This is my fourth time being nominated for the Drama Desk, and I’ve gotten so used to not winning! (laughs) I’m like the Susan Lucci of the Drama Desks! I’m just very shocked. Right now as I’m speaking to you I’m thinking about nothing but what I didn’t say, who I didn’t thank, it’s actually a bad thing that you won because now you have to deal with that moment, that you either knocked it out of the park or you failed! But I remembered my wife, I remembered my kids.
IM: In Finian’s Rainbow you played a leprechaun. How do you compare to the little guy?
Well, look at how tall I am! And my last name is Fitzgerald.
IM: Why did you choose not to wear your infamous shorts from Finian’s?
Well, I’m doing Forum this summer, I’m going to be in a tunic….
IM: Now that you have won the Drama Desk you can say you have the luck of the Irish.
I have the luck of the Irish. It was a really fun, mythical role. It can be whatever you want it to be.
IM: Do you have any superstitions or lucky charms that you would use before going on stage?
The thing I need to have is fun before I go on stage. I would hang out with my mates. Chuck Cooper, he was in the next dressing room, and all we’d do is just make each other laugh and be idiots, and act and then go right on stage. And that’s the way you do it.
* * *

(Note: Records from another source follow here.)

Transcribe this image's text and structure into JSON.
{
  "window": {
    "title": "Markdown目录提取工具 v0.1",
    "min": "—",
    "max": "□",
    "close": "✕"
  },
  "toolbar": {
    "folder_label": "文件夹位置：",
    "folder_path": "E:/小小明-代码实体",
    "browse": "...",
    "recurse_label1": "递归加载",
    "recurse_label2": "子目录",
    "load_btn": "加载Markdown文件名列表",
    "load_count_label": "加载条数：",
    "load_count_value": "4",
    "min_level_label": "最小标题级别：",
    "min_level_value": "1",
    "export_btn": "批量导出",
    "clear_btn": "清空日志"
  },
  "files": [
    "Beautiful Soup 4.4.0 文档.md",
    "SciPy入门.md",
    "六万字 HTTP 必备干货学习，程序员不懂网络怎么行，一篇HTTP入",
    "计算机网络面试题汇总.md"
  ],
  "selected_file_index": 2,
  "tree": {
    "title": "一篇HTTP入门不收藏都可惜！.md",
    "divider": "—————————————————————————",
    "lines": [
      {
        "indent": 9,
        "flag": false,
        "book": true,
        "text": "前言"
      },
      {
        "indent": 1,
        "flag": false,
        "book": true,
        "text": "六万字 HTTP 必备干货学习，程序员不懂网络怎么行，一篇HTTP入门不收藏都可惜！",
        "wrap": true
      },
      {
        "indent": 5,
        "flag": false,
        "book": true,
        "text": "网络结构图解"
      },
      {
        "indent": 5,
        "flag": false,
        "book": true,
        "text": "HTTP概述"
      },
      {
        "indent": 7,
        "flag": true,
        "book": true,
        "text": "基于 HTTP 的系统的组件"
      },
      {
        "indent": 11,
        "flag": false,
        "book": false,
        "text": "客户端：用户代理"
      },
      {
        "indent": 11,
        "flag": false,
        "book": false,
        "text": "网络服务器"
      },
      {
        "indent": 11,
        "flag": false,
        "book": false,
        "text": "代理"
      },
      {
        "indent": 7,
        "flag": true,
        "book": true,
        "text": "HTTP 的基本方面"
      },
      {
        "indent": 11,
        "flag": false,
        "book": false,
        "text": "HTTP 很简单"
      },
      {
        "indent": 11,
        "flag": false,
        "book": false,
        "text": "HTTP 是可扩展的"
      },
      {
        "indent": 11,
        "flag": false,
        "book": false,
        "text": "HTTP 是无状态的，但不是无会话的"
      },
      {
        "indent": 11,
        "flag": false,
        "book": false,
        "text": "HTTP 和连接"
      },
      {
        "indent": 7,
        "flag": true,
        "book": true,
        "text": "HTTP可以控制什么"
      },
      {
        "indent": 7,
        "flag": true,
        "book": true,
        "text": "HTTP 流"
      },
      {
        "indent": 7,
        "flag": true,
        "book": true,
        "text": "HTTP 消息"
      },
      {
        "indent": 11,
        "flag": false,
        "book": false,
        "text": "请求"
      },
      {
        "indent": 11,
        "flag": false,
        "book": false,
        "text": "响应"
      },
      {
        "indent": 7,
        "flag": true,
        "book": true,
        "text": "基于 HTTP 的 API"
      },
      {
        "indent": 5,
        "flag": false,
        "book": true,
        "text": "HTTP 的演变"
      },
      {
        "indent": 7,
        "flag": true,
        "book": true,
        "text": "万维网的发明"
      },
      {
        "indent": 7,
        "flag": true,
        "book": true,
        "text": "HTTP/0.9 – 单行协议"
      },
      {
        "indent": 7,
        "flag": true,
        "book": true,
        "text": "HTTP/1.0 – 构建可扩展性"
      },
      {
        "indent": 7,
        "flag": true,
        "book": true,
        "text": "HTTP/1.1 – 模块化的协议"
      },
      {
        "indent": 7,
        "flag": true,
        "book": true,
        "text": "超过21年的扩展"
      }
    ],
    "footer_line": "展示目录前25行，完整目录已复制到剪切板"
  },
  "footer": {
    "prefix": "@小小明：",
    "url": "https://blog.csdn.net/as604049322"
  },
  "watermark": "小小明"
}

Katie Finneran, winner Outstanding Featured Actress in a Musical (Promises, Promises)
We’re going to watch the Lost series finale!
IM: Many people assumed Angela Lansbury was going to win because she is such a legend in the community. However, you are sweeping all of the award ceremonies, and rightfully so, based on this year’s performances!
It just makes me so humble to be with her. I get so emotional because it’s true that she sort of guided me through my professional life when I was a little girl trying to figure out what Broadway was and who were the stars, and she was my star.
IM: Marge, your character in Promises, Promises loves to hit the bottle. In her honor, did you have a drink before the show tonight?
I was not drinking, I probably should have been drinking, but no I was not, no!
IM: How do you prepare yourself for such a role? Do you have to get drunk a lot to practice?
You know what, I don’t! Being drunk for me is just being extremely relaxed!
* * *
Liev Schreiber, winner Outstanding Lead Actor in a Play (A View from the Bridge)
Christopher Walken started in the theater and was a trained theater actor, as was Denzel Washington, as is Alfred Molina, as is Jude Law. We were fortunate enough to have film careers. But all of those actors began in the theater and I think have made a consistent effort in their lives to return to the theater. So it’s no surprise to me that they should be there.
IM: So many people have played Eddie in A View from the Bridge before you. What did you bring to the role that you think was different?
I have no idea. I don’t know. I have great empathy for Eddie’s loneliness and isolation. That’s the only thing I can think of, but other than that, I think it’s the role. The role speaks through those actors.
* * *
Montego Glover, winner Outstanding Actress in a Musical (Memphis)
IM: What do you think that this win and Viola Davis’ win for Fences will do for the future of female African American roles on Broadway?
I think what’s true about people in general is that they like to see themselves on stage, so I think it’s going to open a door for a lot of women and young African American women who are looking to see themselves in the theater on stage. They love the theater as an art form, they want to pursue acting as a career, and there’s nothing more encouraging than seeing women like you up there on stage doing the great works, doing original works, and doing them well. I think that is absolutely true of Viola, and I know I give it my best effort every single time. I think it’s going to take a long, long way, and I’m so proud of that effort.